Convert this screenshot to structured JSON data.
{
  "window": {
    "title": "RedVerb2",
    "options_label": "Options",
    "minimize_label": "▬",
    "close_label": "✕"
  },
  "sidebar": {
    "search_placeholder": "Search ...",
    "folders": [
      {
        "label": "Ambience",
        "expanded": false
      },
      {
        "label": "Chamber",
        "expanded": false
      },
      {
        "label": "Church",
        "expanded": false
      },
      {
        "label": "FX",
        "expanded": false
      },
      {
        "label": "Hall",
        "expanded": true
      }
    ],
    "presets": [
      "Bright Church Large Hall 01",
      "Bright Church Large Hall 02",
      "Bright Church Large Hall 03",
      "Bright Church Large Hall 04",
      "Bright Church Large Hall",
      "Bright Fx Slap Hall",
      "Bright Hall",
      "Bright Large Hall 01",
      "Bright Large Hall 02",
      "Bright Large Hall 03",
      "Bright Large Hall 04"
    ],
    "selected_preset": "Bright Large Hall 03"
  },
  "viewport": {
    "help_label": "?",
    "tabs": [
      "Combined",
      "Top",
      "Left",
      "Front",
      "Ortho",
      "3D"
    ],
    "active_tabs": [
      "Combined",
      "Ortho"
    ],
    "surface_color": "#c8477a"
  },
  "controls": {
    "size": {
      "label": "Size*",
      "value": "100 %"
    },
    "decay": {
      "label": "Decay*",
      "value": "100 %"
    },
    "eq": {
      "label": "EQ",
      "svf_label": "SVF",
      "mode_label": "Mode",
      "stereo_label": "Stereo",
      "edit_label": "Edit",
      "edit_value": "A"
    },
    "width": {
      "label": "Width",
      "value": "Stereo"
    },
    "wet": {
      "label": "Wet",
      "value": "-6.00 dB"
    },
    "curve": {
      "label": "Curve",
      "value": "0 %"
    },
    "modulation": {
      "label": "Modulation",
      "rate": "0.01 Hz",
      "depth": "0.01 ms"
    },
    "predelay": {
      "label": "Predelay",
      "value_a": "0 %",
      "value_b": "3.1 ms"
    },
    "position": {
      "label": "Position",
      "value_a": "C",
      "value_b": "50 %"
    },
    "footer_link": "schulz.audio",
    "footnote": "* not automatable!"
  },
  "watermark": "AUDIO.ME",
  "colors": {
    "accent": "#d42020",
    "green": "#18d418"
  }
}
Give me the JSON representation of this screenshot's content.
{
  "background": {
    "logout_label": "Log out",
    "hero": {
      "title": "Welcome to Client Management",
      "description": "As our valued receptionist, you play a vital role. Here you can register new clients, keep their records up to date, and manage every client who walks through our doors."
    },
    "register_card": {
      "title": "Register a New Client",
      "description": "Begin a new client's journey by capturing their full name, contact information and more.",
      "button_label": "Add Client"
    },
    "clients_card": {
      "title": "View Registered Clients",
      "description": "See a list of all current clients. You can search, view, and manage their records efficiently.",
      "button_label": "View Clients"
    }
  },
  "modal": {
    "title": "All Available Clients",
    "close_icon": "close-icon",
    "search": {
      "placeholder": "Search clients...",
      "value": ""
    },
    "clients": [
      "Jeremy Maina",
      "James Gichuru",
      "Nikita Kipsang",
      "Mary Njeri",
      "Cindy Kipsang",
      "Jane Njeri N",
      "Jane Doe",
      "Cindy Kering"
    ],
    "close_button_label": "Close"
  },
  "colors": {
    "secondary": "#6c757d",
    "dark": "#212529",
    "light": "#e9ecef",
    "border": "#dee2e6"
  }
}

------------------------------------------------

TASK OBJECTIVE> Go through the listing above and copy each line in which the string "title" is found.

SOLUTION BELOW>
    "title": "RedVerb2",
      "title": "Welcome to Client Management",
      "title": "Register a New Client",
      "title": "View Registered Clients",
    "title": "All Available Clients",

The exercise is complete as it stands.